ACTION ITEM
Once the images are removed, repeat all of the entries exactly.

DATA
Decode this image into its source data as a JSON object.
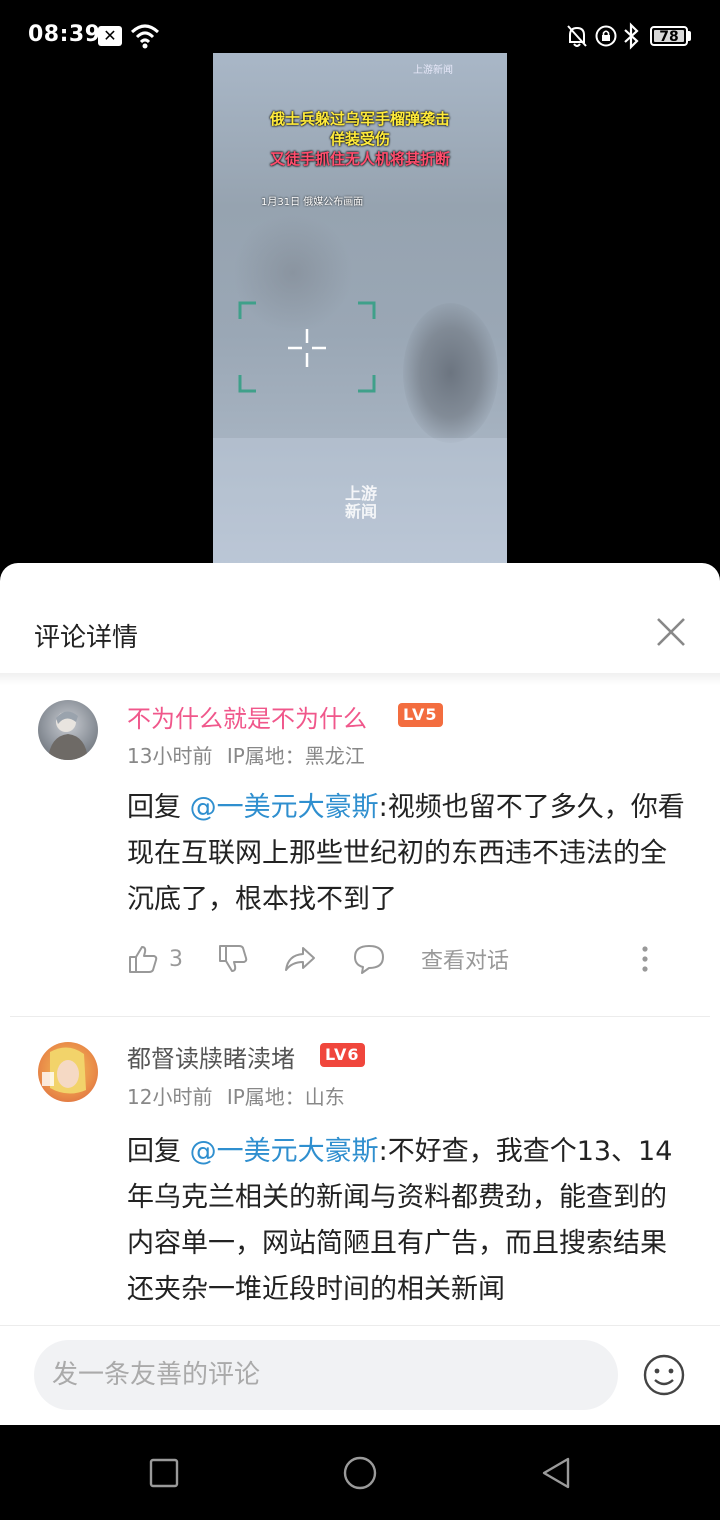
{
  "status_bar": {
    "time": "08:39",
    "notif_glyph": "✕",
    "battery": "78"
  },
  "video": {
    "caption_lines": [
      "俄士兵躲过乌军手榴弹袭击",
      "佯装受伤",
      "又徒手抓住无人机将其折断"
    ],
    "date_text": "1月31日 俄媒公布画面",
    "logo_top": "上游新闻",
    "logo_mid": "上游新闻"
  },
  "sheet": {
    "title": "评论详情"
  },
  "comments": [
    {
      "username": "不为什么就是不为什么",
      "level": "LV5",
      "level_color": "#f36d3f",
      "name_color": "#f0578b",
      "time": "13小时前",
      "ip": "IP属地：黑龙江",
      "reply_prefix": "回复",
      "mention": "@一美元大豪斯",
      "text": ":视频也留不了多久，你看现在互联网上那些世纪初的东西违不违法的全沉底了，根本找不到了",
      "likes": "3",
      "view_conversation": "查看对话"
    },
    {
      "username": "都督读牍睹渎堵",
      "level": "LV6",
      "level_color": "#f0463c",
      "name_color": "#555555",
      "time": "12小时前",
      "ip": "IP属地：山东",
      "reply_prefix": "回复",
      "mention": "@一美元大豪斯",
      "text": ":不好查，我查个13、14年乌克兰相关的新闻与资料都费劲，能查到的内容单一，网站简陋且有广告，而且搜索结果还夹杂一堆近段时间的相关新闻"
    }
  ],
  "input": {
    "placeholder": "发一条友善的评论"
  },
  "icons": [
    "wifi-icon",
    "bell-off-icon",
    "lock-icon",
    "bluetooth-icon",
    "battery-icon",
    "close-icon",
    "like-icon",
    "dislike-icon",
    "share-icon",
    "comment-icon",
    "more-icon",
    "emoji-icon",
    "nav-recents-icon",
    "nav-home-icon",
    "nav-back-icon"
  ]
}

THE ANSWER
Decode this image into its source data as a JSON object.
{
  "status_bar": {
    "time": "08:39",
    "notif_glyph": "✕",
    "battery": "78"
  },
  "video": {
    "caption_lines": [
      "俄士兵躲过乌军手榴弹袭击",
      "佯装受伤",
      "又徒手抓住无人机将其折断"
    ],
    "date_text": "1月31日 俄媒公布画面",
    "logo_top": "上游新闻",
    "logo_mid": "上游新闻"
  },
  "sheet": {
    "title": "评论详情"
  },
  "comments": [
    {
      "username": "不为什么就是不为什么",
      "level": "LV5",
      "level_color": "#f36d3f",
      "name_color": "#f0578b",
      "time": "13小时前",
      "ip": "IP属地：黑龙江",
      "reply_prefix": "回复",
      "mention": "@一美元大豪斯",
      "text": ":视频也留不了多久，你看现在互联网上那些世纪初的东西违不违法的全沉底了，根本找不到了",
      "likes": "3",
      "view_conversation": "查看对话"
    },
    {
      "username": "都督读牍睹渎堵",
      "level": "LV6",
      "level_color": "#f0463c",
      "name_color": "#555555",
      "time": "12小时前",
      "ip": "IP属地：山东",
      "reply_prefix": "回复",
      "mention": "@一美元大豪斯",
      "text": ":不好查，我查个13、14年乌克兰相关的新闻与资料都费劲，能查到的内容单一，网站简陋且有广告，而且搜索结果还夹杂一堆近段时间的相关新闻"
    }
  ],
  "input": {
    "placeholder": "发一条友善的评论"
  },
  "icons": [
    "wifi-icon",
    "bell-off-icon",
    "lock-icon",
    "bluetooth-icon",
    "battery-icon",
    "close-icon",
    "like-icon",
    "dislike-icon",
    "share-icon",
    "comment-icon",
    "more-icon",
    "emoji-icon",
    "nav-recents-icon",
    "nav-home-icon",
    "nav-back-icon"
  ]
}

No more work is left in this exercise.